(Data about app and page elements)
►
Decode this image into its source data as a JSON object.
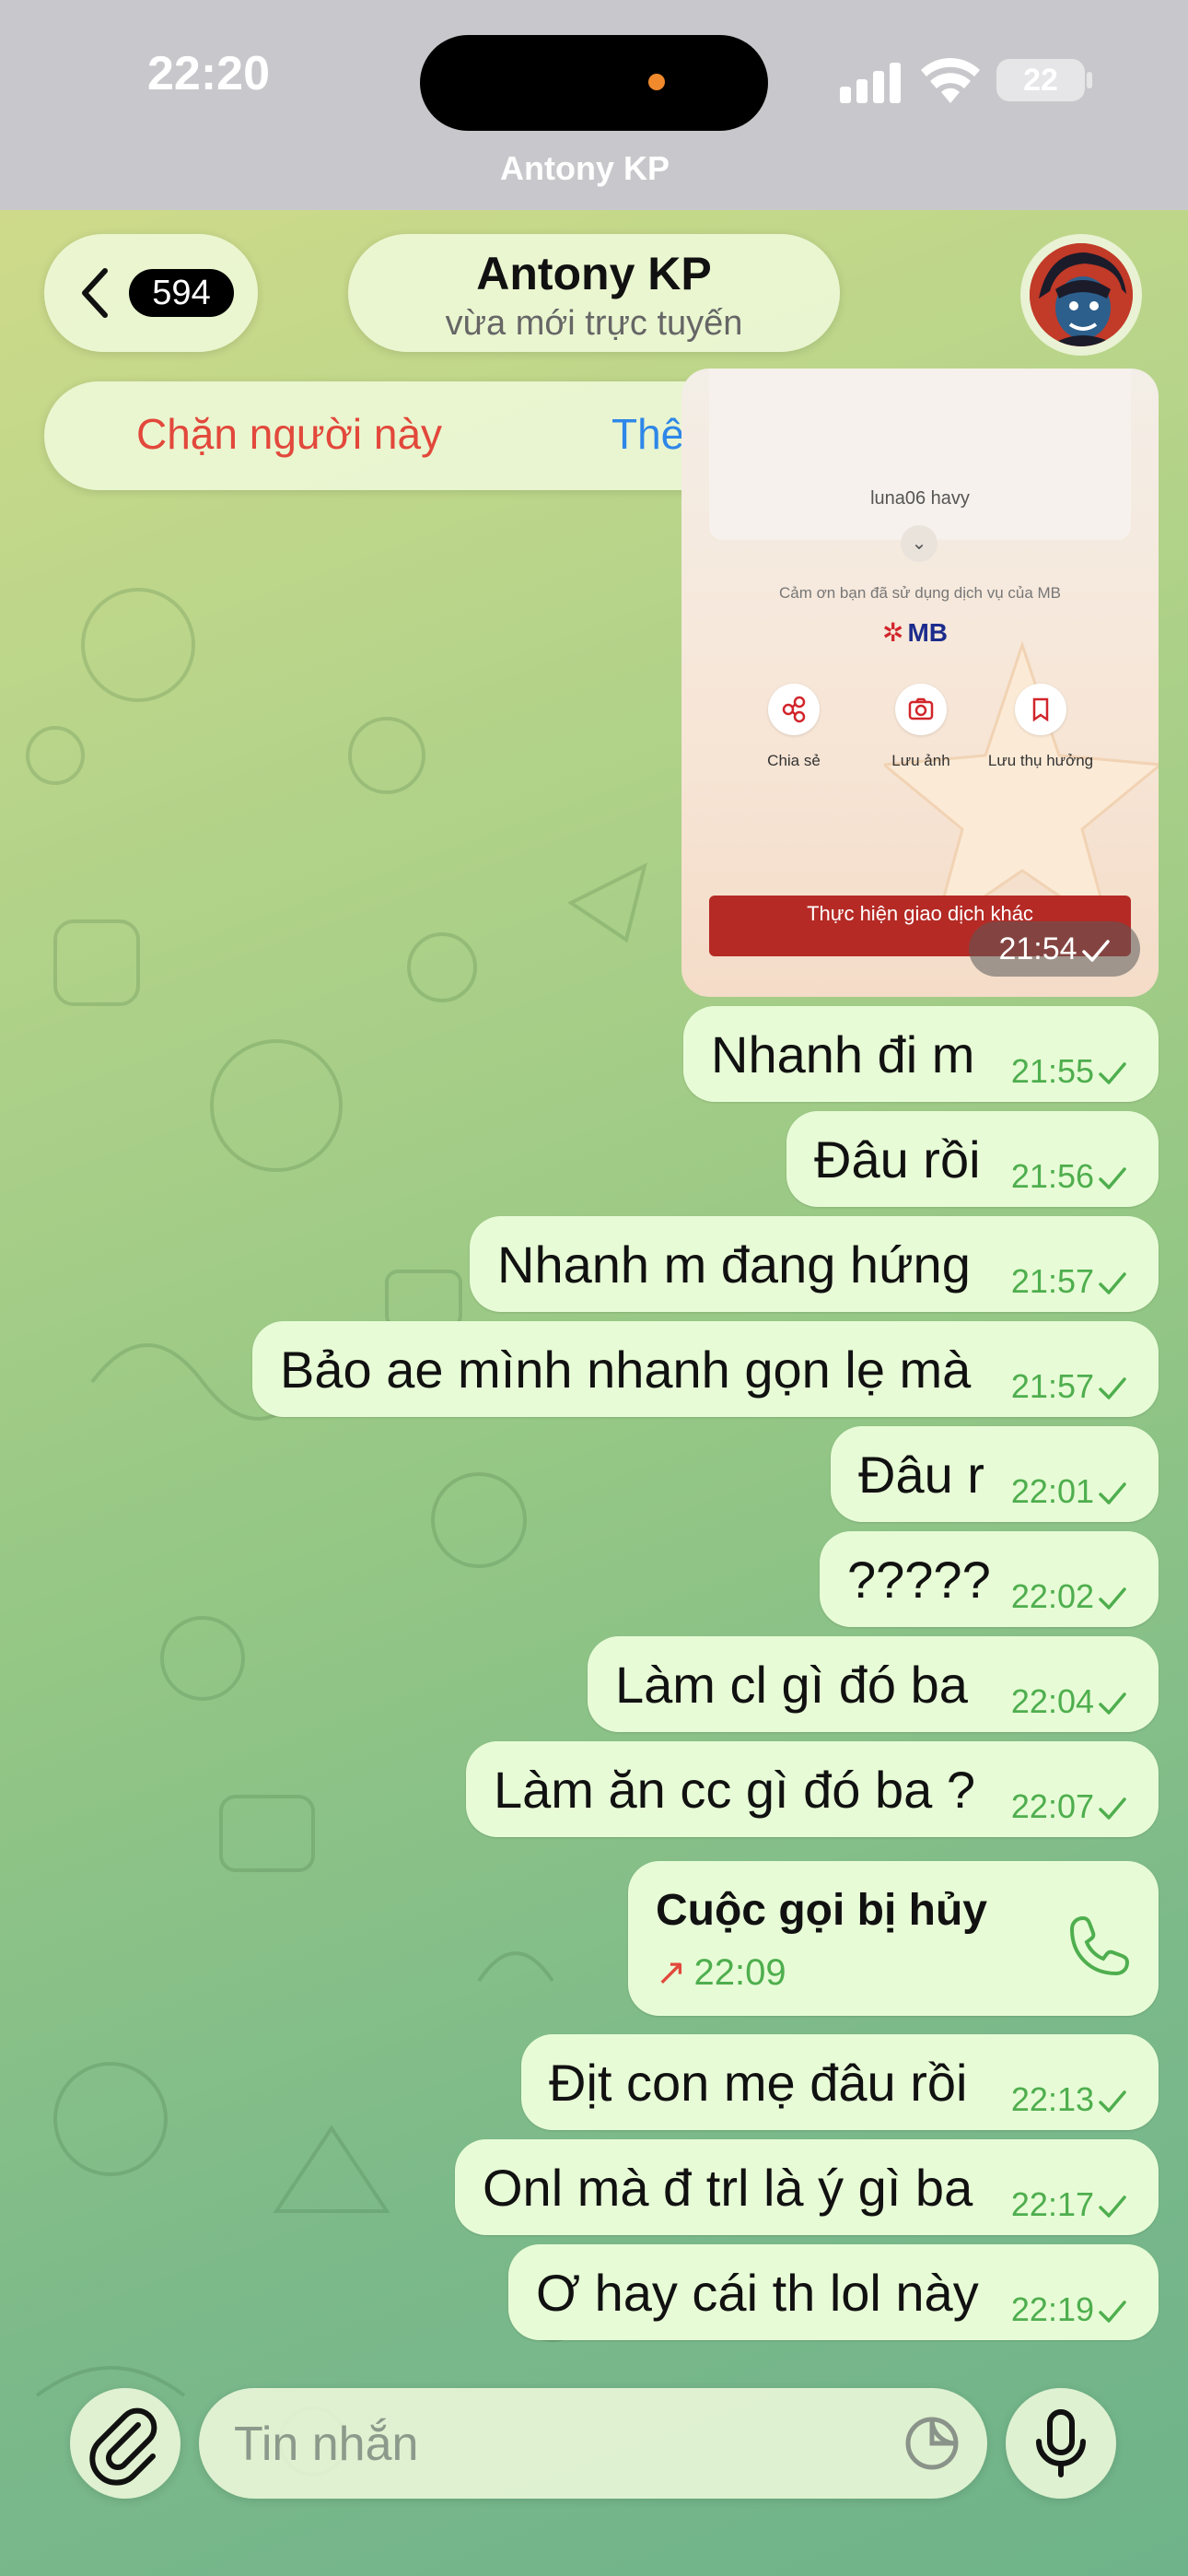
{
  "status_bar": {
    "time": "22:20",
    "battery": "22",
    "title": "Antony KP"
  },
  "header": {
    "back_count": "594",
    "contact_name": "Antony KP",
    "contact_status": "vừa mới trực tuyến"
  },
  "action_bar": {
    "block_label": "Chặn người này",
    "add_label": "Thêm vào danh bạ"
  },
  "receipt": {
    "field_value": "luna06 havy",
    "thanks": "Cảm ơn bạn đã sử dụng dịch vụ của MB",
    "bank": "MB",
    "actions": [
      "Chia sẻ",
      "Lưu ảnh",
      "Lưu thụ hưởng"
    ],
    "button": "Thực hiện giao dịch khác",
    "time": "21:54"
  },
  "messages": [
    {
      "text": "Nhanh đi m",
      "time": "21:55"
    },
    {
      "text": "Đâu rồi",
      "time": "21:56"
    },
    {
      "text": "Nhanh m đang hứng",
      "time": "21:57"
    },
    {
      "text": "Bảo ae mình nhanh gọn lẹ mà",
      "time": "21:57"
    },
    {
      "text": "Đâu r",
      "time": "22:01"
    },
    {
      "text": "?????",
      "time": "22:02"
    },
    {
      "text": "Làm cl gì đó ba",
      "time": "22:04"
    },
    {
      "text": "Làm ăn cc gì đó ba ?",
      "time": "22:07"
    },
    {
      "text": "Địt con mẹ đâu rồi",
      "time": "22:13"
    },
    {
      "text": "Onl mà đ trl là ý gì ba",
      "time": "22:17"
    },
    {
      "text": "Ơ hay cái th lol này",
      "time": "22:19"
    }
  ],
  "call": {
    "title": "Cuộc gọi bị hủy",
    "time": "22:09"
  },
  "composer": {
    "placeholder": "Tin nhắn"
  },
  "colors": {
    "bubble": "#e7fcd6",
    "time_green": "#4fae4e",
    "block_red": "#e2483b",
    "add_blue": "#2e87e8"
  }
}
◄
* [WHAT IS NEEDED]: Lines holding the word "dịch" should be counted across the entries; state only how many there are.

* [FINISHED TASK]: 2